**RECORDS**
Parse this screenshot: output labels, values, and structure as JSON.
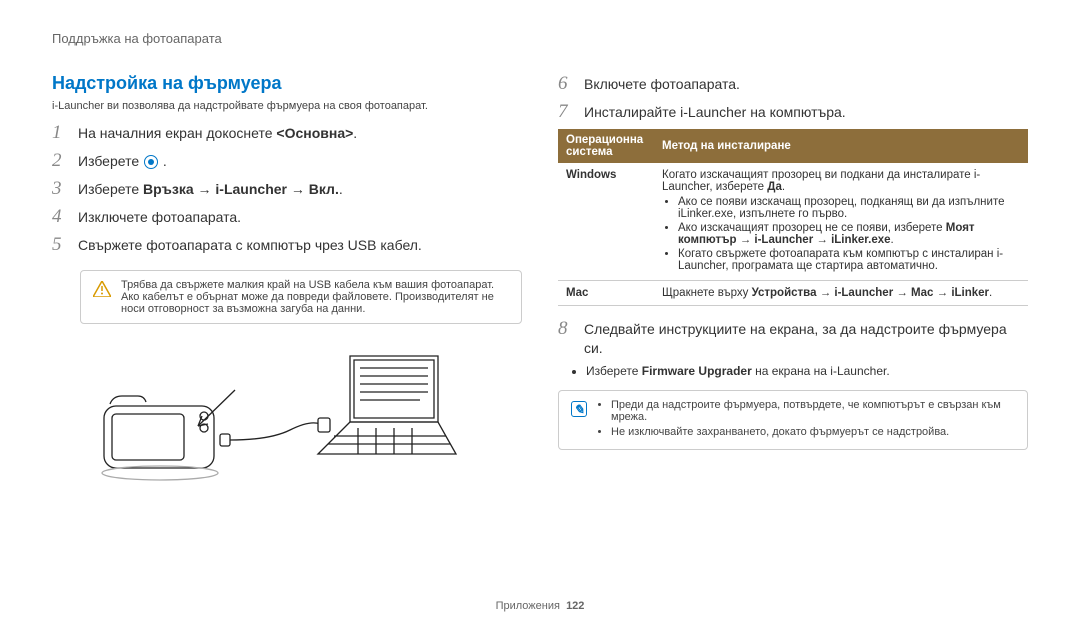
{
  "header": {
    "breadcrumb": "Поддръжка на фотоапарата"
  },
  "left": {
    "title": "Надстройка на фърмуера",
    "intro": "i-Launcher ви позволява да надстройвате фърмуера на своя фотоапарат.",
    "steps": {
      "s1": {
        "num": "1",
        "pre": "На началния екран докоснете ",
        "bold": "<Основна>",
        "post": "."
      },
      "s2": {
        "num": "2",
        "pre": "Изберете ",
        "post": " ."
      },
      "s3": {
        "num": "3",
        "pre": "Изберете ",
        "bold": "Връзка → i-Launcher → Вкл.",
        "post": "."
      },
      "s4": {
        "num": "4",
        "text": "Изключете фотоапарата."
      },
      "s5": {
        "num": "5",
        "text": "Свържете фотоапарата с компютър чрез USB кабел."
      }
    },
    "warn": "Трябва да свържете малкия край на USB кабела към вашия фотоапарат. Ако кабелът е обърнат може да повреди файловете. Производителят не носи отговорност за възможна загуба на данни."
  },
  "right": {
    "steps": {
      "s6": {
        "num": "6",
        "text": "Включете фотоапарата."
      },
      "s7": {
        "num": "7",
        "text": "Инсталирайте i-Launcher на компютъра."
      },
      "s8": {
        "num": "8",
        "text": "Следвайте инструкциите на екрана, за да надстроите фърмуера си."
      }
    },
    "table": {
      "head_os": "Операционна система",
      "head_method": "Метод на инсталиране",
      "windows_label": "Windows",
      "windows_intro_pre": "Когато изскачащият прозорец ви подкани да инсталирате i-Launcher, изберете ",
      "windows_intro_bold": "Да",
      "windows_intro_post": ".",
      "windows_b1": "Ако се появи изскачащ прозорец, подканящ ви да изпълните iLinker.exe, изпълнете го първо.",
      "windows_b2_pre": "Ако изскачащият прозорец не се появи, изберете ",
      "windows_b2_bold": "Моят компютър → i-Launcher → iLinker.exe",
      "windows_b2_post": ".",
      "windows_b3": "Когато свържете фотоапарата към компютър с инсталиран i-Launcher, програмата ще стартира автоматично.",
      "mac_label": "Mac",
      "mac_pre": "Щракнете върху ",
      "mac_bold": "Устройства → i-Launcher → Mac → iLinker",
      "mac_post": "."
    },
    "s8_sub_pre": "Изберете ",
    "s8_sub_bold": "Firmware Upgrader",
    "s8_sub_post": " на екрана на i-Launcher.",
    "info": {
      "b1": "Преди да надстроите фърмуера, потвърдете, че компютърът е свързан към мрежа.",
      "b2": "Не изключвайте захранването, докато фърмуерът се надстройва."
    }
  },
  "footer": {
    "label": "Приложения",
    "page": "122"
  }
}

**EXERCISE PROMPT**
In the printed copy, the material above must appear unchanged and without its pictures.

**REPLY TO THE TASK**
Parse this screenshot: output labels, values, and structure as JSON.
{
  "header": {
    "breadcrumb": "Поддръжка на фотоапарата"
  },
  "left": {
    "title": "Надстройка на фърмуера",
    "intro": "i-Launcher ви позволява да надстройвате фърмуера на своя фотоапарат.",
    "steps": {
      "s1": {
        "num": "1",
        "pre": "На началния екран докоснете ",
        "bold": "<Основна>",
        "post": "."
      },
      "s2": {
        "num": "2",
        "pre": "Изберете ",
        "post": " ."
      },
      "s3": {
        "num": "3",
        "pre": "Изберете ",
        "bold": "Връзка → i-Launcher → Вкл.",
        "post": "."
      },
      "s4": {
        "num": "4",
        "text": "Изключете фотоапарата."
      },
      "s5": {
        "num": "5",
        "text": "Свържете фотоапарата с компютър чрез USB кабел."
      }
    },
    "warn": "Трябва да свържете малкия край на USB кабела към вашия фотоапарат. Ако кабелът е обърнат може да повреди файловете. Производителят не носи отговорност за възможна загуба на данни."
  },
  "right": {
    "steps": {
      "s6": {
        "num": "6",
        "text": "Включете фотоапарата."
      },
      "s7": {
        "num": "7",
        "text": "Инсталирайте i-Launcher на компютъра."
      },
      "s8": {
        "num": "8",
        "text": "Следвайте инструкциите на екрана, за да надстроите фърмуера си."
      }
    },
    "table": {
      "head_os": "Операционна система",
      "head_method": "Метод на инсталиране",
      "windows_label": "Windows",
      "windows_intro_pre": "Когато изскачащият прозорец ви подкани да инсталирате i-Launcher, изберете ",
      "windows_intro_bold": "Да",
      "windows_intro_post": ".",
      "windows_b1": "Ако се появи изскачащ прозорец, подканящ ви да изпълните iLinker.exe, изпълнете го първо.",
      "windows_b2_pre": "Ако изскачащият прозорец не се появи, изберете ",
      "windows_b2_bold": "Моят компютър → i-Launcher → iLinker.exe",
      "windows_b2_post": ".",
      "windows_b3": "Когато свържете фотоапарата към компютър с инсталиран i-Launcher, програмата ще стартира автоматично.",
      "mac_label": "Mac",
      "mac_pre": "Щракнете върху ",
      "mac_bold": "Устройства → i-Launcher → Mac → iLinker",
      "mac_post": "."
    },
    "s8_sub_pre": "Изберете ",
    "s8_sub_bold": "Firmware Upgrader",
    "s8_sub_post": " на екрана на i-Launcher.",
    "info": {
      "b1": "Преди да надстроите фърмуера, потвърдете, че компютърът е свързан към мрежа.",
      "b2": "Не изключвайте захранването, докато фърмуерът се надстройва."
    }
  },
  "footer": {
    "label": "Приложения",
    "page": "122"
  }
}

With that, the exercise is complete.